WORK TASK:
Filter the entries down to the lines holding "html", then copy those lines.

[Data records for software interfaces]
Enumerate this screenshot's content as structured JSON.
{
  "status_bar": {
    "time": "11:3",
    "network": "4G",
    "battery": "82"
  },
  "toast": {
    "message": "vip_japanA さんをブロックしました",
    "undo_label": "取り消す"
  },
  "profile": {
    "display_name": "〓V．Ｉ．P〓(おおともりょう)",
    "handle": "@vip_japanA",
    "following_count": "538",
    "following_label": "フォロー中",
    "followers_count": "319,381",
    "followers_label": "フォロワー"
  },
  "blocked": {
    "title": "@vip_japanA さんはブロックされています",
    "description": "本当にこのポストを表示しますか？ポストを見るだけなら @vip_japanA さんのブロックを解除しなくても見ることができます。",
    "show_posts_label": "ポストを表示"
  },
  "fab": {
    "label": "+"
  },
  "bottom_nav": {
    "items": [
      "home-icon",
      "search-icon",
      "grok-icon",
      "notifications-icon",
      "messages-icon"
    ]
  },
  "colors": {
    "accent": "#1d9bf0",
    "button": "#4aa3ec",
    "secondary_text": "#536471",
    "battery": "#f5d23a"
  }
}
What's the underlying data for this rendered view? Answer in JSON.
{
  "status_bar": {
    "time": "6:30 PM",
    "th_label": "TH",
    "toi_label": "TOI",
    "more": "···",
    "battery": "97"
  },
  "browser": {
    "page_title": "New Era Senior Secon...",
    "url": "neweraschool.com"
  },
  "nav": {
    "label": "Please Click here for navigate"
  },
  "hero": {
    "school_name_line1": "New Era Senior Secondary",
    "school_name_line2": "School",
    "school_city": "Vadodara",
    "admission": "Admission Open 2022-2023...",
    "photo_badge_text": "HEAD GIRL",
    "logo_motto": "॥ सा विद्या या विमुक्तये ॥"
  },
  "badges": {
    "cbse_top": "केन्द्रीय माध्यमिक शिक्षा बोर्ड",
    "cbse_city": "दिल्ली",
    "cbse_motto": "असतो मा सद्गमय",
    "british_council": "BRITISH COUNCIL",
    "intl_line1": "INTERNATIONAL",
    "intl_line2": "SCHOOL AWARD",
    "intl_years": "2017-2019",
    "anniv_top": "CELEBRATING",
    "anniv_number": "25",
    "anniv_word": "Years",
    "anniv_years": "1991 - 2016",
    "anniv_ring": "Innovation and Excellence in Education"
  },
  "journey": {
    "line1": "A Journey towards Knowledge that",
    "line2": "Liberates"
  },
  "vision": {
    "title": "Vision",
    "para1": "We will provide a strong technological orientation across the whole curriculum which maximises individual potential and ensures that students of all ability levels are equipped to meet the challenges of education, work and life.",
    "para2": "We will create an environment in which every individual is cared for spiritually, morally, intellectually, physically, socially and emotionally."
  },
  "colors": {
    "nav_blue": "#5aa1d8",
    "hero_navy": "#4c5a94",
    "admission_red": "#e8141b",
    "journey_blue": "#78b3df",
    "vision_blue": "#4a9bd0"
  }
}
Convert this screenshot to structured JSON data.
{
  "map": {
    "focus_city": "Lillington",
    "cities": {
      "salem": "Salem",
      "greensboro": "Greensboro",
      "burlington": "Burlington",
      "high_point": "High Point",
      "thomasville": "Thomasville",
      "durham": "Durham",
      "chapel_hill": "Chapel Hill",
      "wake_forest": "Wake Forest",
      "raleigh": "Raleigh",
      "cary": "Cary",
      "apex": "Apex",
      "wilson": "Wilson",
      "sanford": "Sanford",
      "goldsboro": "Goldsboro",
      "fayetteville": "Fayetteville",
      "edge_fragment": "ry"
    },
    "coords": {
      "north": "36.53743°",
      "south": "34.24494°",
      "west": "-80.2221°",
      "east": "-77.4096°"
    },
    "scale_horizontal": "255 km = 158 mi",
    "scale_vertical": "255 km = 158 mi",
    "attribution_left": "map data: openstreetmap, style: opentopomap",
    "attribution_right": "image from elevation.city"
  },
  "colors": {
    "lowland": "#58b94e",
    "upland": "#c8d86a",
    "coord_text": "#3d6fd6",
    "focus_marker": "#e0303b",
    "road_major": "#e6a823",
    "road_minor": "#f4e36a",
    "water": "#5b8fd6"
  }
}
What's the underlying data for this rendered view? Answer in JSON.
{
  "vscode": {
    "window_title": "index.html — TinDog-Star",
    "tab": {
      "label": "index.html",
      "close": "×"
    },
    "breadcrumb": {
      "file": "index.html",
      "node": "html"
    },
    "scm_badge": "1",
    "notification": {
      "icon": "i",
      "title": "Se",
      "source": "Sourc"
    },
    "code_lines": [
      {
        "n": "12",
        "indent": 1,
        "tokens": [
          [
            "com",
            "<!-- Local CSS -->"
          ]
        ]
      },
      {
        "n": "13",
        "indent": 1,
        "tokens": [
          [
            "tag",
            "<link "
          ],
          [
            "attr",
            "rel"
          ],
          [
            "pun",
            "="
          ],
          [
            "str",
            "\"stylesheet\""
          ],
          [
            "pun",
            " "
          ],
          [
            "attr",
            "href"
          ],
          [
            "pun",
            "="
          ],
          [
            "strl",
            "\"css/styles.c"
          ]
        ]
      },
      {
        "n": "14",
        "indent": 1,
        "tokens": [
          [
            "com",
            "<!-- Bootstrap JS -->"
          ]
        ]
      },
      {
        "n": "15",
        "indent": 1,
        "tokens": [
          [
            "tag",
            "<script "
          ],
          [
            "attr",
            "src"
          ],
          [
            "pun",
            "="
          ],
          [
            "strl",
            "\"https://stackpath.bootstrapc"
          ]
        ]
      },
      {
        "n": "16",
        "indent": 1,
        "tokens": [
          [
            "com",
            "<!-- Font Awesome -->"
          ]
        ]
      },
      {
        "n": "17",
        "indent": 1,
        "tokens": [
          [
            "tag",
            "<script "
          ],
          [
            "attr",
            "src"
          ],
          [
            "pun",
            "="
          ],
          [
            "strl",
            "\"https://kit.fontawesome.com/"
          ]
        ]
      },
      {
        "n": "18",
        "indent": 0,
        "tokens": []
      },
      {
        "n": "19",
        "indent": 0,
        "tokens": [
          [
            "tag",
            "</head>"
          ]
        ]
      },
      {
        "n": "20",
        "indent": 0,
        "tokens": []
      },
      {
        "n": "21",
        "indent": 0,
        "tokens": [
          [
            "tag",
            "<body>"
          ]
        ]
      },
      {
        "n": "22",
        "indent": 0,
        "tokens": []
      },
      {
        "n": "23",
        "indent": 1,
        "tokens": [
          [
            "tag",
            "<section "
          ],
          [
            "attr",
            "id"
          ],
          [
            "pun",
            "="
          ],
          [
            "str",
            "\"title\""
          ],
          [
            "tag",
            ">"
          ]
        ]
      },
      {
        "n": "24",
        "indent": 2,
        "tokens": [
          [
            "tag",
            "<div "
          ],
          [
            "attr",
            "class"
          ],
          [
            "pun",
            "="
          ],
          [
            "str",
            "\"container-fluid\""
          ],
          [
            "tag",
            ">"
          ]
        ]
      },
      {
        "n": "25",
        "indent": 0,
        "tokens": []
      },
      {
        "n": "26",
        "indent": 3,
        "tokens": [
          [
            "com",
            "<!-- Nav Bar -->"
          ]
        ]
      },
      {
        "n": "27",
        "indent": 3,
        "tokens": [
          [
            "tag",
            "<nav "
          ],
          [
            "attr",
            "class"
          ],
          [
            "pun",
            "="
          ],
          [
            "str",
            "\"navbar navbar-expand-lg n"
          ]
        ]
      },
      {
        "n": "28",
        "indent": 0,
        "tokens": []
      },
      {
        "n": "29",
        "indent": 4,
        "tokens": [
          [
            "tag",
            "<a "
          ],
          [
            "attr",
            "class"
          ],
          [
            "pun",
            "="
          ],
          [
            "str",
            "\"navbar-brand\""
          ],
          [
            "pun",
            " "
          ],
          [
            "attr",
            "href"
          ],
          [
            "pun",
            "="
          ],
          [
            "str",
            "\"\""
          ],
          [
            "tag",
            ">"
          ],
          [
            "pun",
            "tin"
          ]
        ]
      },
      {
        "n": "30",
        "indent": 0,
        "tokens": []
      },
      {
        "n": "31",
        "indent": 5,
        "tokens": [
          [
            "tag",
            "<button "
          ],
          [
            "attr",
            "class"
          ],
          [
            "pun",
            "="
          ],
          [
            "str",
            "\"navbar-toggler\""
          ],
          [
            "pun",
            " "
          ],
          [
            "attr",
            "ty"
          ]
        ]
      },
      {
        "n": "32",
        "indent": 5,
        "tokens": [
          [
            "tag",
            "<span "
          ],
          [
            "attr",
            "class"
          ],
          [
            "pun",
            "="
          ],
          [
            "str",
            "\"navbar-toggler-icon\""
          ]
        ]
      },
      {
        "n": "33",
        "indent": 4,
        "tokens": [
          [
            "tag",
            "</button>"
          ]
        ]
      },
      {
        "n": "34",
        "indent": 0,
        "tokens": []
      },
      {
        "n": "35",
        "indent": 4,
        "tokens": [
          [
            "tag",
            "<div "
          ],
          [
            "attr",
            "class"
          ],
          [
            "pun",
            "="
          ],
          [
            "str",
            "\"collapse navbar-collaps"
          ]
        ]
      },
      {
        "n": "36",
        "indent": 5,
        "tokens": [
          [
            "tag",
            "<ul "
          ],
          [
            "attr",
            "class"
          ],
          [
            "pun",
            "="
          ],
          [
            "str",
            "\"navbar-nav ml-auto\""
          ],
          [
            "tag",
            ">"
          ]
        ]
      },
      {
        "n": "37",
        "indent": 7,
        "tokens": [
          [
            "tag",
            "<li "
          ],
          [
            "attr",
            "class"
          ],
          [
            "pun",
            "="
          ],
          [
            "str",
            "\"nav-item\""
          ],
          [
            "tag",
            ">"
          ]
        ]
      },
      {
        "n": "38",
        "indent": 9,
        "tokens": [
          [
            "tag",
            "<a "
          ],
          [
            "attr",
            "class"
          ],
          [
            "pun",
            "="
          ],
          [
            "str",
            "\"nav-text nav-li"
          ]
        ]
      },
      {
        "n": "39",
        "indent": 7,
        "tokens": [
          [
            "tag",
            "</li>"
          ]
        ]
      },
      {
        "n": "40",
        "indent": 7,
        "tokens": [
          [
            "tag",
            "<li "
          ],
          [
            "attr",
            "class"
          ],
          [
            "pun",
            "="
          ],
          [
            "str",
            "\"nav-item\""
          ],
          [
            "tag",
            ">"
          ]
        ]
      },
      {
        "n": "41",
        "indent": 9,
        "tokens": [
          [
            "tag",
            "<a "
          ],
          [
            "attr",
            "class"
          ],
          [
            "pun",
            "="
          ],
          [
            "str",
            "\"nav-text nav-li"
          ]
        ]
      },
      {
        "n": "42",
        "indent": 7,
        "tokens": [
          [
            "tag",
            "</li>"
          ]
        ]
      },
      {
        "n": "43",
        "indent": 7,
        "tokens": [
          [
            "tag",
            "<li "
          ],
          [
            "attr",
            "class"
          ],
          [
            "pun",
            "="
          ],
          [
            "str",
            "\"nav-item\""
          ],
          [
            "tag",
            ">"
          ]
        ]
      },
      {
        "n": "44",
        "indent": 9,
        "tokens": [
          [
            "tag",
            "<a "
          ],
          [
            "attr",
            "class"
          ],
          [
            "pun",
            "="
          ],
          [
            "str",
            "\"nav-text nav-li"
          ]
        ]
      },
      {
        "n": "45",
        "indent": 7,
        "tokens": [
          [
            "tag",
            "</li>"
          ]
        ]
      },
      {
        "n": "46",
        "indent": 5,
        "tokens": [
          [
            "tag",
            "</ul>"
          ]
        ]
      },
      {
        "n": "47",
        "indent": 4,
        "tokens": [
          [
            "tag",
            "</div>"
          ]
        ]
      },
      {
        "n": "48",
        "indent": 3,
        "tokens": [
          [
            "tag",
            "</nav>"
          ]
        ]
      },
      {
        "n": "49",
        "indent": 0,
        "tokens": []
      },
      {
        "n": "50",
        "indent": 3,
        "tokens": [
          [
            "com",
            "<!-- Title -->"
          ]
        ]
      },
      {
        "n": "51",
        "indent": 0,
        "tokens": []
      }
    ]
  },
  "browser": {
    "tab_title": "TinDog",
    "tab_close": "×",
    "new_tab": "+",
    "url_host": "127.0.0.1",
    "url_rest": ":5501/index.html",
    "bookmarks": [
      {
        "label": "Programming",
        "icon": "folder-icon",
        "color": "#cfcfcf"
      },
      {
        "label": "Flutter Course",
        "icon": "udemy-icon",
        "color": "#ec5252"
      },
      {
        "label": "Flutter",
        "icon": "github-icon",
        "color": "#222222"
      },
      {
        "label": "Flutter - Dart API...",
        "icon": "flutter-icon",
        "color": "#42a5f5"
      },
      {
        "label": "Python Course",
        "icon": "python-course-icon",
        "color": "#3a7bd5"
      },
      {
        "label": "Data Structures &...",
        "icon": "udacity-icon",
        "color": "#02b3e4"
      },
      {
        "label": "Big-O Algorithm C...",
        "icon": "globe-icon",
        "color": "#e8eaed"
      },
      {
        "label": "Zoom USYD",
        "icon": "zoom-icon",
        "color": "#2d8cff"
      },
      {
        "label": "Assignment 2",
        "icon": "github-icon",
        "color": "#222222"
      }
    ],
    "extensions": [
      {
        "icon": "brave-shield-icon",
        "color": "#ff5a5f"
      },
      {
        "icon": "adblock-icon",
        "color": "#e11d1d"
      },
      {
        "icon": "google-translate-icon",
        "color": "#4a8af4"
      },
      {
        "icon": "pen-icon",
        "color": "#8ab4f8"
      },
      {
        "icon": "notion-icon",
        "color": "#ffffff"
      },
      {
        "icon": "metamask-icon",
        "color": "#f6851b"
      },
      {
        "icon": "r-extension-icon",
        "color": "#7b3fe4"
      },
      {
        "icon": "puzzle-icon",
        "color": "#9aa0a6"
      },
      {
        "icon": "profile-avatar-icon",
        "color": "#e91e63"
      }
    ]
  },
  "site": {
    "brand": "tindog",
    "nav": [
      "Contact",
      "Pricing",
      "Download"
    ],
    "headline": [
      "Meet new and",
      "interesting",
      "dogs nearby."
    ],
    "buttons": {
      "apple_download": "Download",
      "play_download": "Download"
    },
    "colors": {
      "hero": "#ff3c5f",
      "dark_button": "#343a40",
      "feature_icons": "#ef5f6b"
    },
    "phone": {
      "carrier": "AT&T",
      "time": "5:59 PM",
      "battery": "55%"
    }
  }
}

RESULT BELOW:
    "window_title": "index.html — TinDog-Star",
      "label": "index.html",
      "file": "index.html",
      "node": "html"
    "url_rest": ":5501/index.html",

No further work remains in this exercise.